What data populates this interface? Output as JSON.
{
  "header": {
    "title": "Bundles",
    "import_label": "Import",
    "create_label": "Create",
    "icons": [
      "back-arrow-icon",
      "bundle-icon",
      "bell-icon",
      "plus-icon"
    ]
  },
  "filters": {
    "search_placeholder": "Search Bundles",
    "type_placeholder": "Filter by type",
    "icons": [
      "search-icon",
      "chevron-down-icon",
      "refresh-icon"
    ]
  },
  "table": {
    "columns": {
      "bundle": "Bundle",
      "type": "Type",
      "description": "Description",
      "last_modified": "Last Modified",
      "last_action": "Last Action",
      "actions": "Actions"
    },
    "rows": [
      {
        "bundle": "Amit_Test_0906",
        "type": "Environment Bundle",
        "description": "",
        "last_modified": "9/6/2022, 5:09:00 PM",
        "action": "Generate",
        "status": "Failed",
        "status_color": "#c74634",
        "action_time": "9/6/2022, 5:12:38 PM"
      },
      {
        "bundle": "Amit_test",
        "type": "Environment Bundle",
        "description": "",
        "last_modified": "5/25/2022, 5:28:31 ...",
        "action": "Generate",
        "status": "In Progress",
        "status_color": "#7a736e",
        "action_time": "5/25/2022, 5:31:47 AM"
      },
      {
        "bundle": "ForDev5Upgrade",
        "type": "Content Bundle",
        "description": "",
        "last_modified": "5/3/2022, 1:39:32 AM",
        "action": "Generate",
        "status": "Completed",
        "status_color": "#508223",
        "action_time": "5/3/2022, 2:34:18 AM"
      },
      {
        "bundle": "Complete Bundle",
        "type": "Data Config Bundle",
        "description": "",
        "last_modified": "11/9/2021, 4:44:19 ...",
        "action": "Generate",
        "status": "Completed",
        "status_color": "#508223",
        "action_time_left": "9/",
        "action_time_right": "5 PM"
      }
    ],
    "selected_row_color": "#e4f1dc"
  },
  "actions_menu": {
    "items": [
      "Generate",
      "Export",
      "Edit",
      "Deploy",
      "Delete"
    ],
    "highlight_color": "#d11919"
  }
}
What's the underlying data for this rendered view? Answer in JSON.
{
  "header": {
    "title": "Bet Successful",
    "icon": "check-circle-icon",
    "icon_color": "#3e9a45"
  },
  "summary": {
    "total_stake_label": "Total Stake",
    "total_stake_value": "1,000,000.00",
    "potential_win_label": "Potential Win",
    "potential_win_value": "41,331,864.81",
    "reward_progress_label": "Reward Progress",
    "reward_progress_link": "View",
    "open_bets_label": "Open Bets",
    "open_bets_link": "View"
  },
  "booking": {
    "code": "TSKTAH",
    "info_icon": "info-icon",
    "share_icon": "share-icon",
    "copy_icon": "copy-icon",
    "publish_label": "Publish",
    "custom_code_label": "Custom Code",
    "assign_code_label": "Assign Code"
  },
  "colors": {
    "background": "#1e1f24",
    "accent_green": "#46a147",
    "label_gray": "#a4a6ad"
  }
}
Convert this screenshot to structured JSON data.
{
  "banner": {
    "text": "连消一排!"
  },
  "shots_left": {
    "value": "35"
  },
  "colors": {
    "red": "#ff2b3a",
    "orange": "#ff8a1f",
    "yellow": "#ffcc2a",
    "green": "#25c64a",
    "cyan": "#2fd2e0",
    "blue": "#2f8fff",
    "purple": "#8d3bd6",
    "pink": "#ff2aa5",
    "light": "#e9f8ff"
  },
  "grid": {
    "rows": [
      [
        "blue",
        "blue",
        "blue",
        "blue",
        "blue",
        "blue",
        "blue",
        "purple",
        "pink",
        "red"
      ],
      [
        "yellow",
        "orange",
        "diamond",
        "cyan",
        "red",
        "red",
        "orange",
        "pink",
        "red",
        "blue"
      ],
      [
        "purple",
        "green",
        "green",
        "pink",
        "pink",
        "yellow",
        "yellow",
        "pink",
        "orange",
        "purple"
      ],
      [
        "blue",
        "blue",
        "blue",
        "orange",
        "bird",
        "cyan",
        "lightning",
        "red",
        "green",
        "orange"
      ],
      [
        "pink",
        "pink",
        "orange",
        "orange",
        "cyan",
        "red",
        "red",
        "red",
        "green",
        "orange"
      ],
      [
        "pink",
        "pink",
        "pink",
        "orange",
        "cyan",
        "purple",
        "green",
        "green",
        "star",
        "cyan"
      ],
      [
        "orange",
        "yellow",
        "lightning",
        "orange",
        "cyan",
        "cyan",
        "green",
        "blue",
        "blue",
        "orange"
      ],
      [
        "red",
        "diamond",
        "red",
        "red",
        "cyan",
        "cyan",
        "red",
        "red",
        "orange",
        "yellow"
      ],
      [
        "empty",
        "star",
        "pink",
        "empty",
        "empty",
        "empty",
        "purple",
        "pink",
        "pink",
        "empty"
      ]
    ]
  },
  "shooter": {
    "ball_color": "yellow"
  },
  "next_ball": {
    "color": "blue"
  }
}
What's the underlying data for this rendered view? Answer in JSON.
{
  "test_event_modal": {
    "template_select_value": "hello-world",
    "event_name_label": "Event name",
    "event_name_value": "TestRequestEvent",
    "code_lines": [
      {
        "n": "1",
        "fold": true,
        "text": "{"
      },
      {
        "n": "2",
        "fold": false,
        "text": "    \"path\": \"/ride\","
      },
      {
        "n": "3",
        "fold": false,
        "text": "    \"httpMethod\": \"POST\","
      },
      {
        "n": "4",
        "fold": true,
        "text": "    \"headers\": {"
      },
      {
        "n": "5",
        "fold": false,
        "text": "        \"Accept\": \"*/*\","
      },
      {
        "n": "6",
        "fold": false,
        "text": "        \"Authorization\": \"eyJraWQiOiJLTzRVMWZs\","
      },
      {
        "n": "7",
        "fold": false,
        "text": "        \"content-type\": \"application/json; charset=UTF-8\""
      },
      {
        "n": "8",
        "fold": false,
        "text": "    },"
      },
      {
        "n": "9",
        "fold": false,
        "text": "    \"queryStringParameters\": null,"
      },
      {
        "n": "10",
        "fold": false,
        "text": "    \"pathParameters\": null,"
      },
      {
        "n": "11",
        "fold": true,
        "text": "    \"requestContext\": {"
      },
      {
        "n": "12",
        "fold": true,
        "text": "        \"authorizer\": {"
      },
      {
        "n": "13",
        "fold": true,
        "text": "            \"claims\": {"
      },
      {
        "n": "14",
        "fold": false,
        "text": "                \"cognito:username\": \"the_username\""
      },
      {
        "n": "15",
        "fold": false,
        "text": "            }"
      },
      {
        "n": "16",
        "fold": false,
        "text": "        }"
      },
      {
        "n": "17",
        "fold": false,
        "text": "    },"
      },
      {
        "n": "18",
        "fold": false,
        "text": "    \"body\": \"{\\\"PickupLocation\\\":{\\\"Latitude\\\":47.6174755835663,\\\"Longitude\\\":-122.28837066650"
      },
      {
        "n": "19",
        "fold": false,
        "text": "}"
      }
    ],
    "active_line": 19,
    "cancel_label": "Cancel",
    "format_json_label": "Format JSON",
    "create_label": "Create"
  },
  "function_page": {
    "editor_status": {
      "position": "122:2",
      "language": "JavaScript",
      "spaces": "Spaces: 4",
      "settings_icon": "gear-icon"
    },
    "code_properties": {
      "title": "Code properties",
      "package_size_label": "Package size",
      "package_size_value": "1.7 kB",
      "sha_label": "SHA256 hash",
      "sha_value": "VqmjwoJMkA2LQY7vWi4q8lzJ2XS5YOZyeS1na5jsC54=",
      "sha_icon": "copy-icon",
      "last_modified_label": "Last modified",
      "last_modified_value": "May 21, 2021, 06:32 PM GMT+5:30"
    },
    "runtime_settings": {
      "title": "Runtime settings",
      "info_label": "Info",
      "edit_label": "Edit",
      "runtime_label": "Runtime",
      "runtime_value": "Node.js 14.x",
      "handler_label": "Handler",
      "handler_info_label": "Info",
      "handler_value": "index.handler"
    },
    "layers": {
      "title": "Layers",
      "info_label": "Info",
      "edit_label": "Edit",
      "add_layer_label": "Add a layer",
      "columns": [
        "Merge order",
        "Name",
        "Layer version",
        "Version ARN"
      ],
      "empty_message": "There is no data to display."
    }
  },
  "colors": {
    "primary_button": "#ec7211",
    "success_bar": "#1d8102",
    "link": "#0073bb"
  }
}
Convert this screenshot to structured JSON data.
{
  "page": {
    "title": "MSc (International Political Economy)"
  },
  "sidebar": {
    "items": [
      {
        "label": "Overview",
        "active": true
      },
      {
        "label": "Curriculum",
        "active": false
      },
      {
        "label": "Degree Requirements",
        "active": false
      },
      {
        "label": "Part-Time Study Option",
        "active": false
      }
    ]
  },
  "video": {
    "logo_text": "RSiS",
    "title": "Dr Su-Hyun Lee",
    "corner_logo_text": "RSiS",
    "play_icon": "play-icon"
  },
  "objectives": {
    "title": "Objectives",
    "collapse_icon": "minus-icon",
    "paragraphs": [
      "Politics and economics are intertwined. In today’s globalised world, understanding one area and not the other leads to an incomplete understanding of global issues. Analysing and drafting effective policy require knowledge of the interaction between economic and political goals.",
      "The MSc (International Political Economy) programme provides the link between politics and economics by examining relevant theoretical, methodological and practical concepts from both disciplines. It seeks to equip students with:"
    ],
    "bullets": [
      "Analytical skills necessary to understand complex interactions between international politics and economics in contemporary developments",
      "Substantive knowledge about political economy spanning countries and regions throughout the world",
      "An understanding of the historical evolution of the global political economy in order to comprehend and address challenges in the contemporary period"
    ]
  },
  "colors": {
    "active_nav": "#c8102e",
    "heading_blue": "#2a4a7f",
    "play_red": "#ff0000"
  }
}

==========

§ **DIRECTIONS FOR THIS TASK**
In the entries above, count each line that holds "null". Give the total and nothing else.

§ **EXPECTED ANSWER**
2